Veterans Affairs practices face more criticism

WASHINGTON — The Department of Veterans Affairs has played down instances of poor medical care by describing them as a “harmless error,” even in the face of its own employees’ concerns, according to a federal watchdog agency.


WASHINGTON — The Department of Veterans Affairs has played down instances of poor medical care by describing them as a “harmless error,” even in the face of its own employees’ concerns, according to a federal watchdog agency.

In a letter to President Barack Obama and Congress on Monday, the Office of Special Counsel substantiated a long list of problems at VA medical centers, from high levels of Legionella bacteria at a clinic in Grand Junction, Colo., to a psychiatric patient who waited eight years for his first evaluation after being admitted to a VA mental-health facility in Brockton, Mass.

The OSC, which investigates whistleblower complaints and protects federal employees from retaliation, is reviewing more than 50 complaints from VA workers who alleged that inappropriate practices harmed patient safety or health. The watchdog agency said it has referred 29 of those cases to VA for further investigation.

In its letter, it detailed 10 cases nationwide in which VA and its Office of the Medical Inspector acknowledged treatment issues but refused to acknowledge their impact on veterans.

“These cases are part of a troubling pattern of deficient patient care at VA facilities nationwide, and the continued resistance by the VA, and [Office of the Medical Inspector] in most cases, to recognize and address the impact on the health and safety of veterans,” U.S. Special Counsel Carolyn Lerner wrote.

Lerner said the harmless-error defense has “prevented the VA from acknowledging the severity of systemic problems and from taking the necessary steps to provide quality care to veterans.” She added that “veterans’ health and safety has been unnecessarily put at risk” because of the issue.

Monday’s letter follows recent revelations about widespread falsification of scheduling records to hide treatment delays at VA medical centers across the country.

The OSC substantiated claims of related scheduling schemes at VA clinics in Jackson, Miss., and Fort Collins, Colo. The watchdog said it is examining reports that VA removed two Fort Collins schedulers from their positions for refusing to “zero out” wait times to cover up delays.

The OSC announced earlier this month that it is investigating allegations of VA retaliation against 37 agency whistleblowers, including some who tried to report actions related to the scheduling scandal.

Much of Monday’s letter focused on the Jackson hospital, where the agency substantiated claims of improper credentialing, unlawful narcotic prescriptions, non-compliant pharmacy equipment used for chemotherapy drugs and unsterile medical devices, among other issues.

“Despite confirming the problems in each of these (and other) patient-care areas, the VA refused to acknowledge any impact on the health and safety of veterans seeking care,” Lerner said, adding that the approach represents a “serious disservice to the veterans who received inadequate patient care.”

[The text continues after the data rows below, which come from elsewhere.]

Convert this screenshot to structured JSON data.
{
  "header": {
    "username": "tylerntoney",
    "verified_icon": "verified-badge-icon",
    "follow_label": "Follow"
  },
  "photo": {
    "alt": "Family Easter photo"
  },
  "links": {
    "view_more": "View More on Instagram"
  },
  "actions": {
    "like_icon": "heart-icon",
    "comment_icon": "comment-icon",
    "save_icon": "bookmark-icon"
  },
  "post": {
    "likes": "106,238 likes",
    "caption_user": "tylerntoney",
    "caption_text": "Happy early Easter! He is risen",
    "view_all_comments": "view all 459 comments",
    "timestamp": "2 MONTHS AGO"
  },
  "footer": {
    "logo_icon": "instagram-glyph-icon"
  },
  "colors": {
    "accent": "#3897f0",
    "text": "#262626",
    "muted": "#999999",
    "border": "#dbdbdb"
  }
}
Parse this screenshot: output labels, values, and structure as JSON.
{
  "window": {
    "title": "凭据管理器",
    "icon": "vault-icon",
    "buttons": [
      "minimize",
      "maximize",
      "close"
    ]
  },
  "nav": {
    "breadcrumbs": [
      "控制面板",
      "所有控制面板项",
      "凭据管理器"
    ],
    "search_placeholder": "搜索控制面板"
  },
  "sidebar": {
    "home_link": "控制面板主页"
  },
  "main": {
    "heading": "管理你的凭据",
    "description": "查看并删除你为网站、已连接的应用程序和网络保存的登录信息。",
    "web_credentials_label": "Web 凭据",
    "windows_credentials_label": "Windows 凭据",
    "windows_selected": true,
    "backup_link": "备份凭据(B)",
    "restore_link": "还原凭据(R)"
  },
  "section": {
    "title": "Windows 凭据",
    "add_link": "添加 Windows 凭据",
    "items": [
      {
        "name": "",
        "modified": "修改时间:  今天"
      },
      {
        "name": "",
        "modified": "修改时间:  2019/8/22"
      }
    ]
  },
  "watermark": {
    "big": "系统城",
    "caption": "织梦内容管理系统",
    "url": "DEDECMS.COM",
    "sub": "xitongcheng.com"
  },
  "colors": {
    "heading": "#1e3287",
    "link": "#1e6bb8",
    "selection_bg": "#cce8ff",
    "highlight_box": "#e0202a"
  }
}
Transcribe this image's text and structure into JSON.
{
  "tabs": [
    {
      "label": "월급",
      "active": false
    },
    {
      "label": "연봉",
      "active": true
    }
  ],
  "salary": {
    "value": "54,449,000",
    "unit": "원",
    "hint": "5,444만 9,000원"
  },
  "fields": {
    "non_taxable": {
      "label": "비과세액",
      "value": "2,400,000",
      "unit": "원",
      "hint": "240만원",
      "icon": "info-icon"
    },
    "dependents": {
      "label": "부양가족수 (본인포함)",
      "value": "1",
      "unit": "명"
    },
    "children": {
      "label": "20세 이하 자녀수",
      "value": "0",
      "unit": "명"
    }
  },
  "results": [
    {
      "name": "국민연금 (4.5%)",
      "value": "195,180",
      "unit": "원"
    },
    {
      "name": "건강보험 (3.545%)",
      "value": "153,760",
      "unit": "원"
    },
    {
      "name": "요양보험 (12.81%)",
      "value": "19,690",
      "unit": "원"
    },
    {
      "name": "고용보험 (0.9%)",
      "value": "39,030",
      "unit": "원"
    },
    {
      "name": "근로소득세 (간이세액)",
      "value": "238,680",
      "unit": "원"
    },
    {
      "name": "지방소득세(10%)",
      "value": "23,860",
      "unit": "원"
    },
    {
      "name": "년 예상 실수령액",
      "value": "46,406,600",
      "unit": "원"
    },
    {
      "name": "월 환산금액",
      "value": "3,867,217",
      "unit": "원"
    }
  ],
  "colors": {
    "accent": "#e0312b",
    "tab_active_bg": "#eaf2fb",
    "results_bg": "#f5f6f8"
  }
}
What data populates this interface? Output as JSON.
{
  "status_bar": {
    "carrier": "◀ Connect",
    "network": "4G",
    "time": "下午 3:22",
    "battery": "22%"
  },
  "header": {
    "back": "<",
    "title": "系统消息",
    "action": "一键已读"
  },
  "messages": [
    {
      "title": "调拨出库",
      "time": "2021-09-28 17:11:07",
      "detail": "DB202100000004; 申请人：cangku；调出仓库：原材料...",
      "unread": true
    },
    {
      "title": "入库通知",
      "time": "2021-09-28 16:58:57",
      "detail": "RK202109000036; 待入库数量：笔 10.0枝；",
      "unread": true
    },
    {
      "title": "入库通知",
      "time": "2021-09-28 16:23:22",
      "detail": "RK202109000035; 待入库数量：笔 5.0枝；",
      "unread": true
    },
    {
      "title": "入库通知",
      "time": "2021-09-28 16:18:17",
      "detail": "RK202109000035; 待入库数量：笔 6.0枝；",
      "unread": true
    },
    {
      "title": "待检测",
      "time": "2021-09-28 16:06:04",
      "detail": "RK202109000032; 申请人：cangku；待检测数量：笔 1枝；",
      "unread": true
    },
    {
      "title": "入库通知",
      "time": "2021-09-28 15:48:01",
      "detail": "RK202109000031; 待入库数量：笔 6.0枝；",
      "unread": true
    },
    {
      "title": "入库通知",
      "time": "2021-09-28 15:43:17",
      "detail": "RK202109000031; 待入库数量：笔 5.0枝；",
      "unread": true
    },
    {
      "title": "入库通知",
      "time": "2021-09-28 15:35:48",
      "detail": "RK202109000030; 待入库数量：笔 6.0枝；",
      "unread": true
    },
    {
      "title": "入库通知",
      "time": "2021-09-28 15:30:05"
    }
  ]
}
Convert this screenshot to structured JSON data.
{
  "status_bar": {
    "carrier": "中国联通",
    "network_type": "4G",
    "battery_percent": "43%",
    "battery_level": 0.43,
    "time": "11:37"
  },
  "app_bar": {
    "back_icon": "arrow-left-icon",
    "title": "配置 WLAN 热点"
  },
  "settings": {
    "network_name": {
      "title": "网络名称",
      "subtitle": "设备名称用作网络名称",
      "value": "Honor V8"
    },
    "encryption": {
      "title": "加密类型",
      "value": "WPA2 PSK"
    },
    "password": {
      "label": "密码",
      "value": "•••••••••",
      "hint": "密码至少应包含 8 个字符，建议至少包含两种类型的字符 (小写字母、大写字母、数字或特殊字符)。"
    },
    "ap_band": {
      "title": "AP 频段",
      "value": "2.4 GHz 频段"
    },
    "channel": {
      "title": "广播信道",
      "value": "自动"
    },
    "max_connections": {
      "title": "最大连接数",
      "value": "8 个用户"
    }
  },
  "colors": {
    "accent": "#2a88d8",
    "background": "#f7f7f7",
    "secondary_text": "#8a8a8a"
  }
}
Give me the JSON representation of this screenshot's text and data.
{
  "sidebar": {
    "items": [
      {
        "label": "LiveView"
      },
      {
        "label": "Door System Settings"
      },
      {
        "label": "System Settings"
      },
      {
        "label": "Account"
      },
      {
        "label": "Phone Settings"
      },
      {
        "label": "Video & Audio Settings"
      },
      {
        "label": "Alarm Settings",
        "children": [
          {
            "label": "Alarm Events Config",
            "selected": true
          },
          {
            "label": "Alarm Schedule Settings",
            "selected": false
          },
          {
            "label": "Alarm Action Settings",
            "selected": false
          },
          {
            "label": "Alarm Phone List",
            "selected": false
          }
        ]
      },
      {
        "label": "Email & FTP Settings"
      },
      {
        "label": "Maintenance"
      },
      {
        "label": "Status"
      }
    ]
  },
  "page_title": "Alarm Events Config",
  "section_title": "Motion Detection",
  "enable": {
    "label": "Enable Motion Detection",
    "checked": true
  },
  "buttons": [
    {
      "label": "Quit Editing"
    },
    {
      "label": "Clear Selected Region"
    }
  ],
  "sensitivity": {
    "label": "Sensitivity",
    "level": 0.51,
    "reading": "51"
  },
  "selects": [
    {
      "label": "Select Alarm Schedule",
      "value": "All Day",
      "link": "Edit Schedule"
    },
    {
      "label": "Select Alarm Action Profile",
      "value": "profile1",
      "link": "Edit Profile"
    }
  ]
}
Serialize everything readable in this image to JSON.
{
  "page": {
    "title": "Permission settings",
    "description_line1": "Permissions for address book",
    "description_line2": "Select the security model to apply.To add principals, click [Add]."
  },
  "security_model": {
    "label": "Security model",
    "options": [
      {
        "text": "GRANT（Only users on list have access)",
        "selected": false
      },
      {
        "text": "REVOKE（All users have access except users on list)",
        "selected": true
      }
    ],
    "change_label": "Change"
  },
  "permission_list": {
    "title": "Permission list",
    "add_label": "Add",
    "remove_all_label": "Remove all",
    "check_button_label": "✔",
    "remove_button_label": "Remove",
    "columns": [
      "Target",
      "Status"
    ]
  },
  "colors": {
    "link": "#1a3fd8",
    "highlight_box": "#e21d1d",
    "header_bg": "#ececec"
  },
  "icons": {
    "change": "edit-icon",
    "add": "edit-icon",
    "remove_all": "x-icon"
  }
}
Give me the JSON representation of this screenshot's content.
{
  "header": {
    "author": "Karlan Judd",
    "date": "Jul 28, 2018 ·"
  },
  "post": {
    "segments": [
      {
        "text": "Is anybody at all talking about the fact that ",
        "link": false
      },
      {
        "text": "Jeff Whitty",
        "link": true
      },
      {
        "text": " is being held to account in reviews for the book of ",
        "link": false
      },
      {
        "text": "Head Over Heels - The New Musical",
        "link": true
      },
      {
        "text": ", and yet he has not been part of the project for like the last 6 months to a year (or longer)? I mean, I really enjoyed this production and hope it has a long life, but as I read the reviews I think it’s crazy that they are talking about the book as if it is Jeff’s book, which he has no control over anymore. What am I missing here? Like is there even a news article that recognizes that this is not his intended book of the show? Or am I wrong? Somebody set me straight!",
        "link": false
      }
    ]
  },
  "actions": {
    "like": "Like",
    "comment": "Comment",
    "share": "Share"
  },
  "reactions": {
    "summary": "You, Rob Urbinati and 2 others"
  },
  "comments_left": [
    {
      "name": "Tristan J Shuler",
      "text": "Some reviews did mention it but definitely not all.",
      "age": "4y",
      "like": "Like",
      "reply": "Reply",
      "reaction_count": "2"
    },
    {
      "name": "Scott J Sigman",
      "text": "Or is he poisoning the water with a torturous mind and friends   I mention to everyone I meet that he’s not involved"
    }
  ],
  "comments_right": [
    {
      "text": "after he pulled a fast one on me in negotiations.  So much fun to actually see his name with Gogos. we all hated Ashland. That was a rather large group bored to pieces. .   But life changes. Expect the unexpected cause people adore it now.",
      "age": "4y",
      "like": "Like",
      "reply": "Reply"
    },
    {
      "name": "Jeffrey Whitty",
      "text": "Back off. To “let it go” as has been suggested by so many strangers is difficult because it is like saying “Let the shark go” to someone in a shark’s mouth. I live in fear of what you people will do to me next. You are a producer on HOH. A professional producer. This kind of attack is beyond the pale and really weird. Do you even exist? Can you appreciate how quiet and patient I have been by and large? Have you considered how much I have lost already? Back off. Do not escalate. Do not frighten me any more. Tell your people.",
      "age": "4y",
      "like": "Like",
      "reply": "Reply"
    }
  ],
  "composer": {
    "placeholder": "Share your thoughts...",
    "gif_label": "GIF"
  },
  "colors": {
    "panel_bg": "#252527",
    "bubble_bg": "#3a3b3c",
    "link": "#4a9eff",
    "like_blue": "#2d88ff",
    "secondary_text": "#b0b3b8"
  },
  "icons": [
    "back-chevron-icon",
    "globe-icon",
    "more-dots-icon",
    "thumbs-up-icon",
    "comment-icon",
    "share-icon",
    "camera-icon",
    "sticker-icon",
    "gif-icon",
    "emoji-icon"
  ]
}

Lerner recommend that VA designate a high-level official to assess the watchdog agency’s conclusions, consider corrective and disciplinary actions and determine whether the substantiated claims indicate systemic problems.

Acting VA secretary Sloan Gibson, who took over as head of the agency after Eric Shinseki resigned last month, said he accepts the OSC recommendations and directed a comprehensive review of the Office of the Medical Inspector’s operations to be completed in two weeks.

“I am deeply disappointed not only in the substantiation of allegations raised by whistleblowers, but also in the failures within VA to take whistleblower complaints seriously,” Gibson said in a statement.

The secretary added that he reminded all VA employees that retaliation and intimidation of workers who expose problems is “absolutely unacceptable.”

House Veterans’ Affairs Committee Chairman Jeff Miller, R-Fla., said that VA has inhabited a “fantasy land” with its stance toward patient-care concerns.

“It’s impossible to solve problems by whitewashing them or denying they exist,” Miller said in a statement. “This is a lesson the VA should have already learned as part of its delays-in-care crisis, but President Obama needs to help reiterate it to each and every VA employee to ensure the department’s focus is on pinpointing and solving problems, rather than downplaying them.”

Senate Veterans’ Affairs Committee Chairman Bernie Sanders, I-Vt., said in a statement Monday that “legitimate concerns must not be covered up or papered over by administrators” at VA. He noted that lawmakers are set to begin finalizing legislation to address some of VA’s recent problems on Tuesday.

“A conference committee will meet tomorrow to try to iron out differences on legislation passed by the Senate and the House that I hope will significantly improve the quality and timeliness of care,” Sanders said.


The Senate this month approved a Sanders-sponsored bill that would allow VA to address treatment delays by contracting more with private medical centers and shifting $500 million from its budget toward hiring medical staff. The measure would also give the VA secretary greater power to fire or demote senior executives for poor performance.

The House has passed stand-alone bills that would have similar effects, but the conference committee must come up with final legislation that combines the proposals and works out their differences.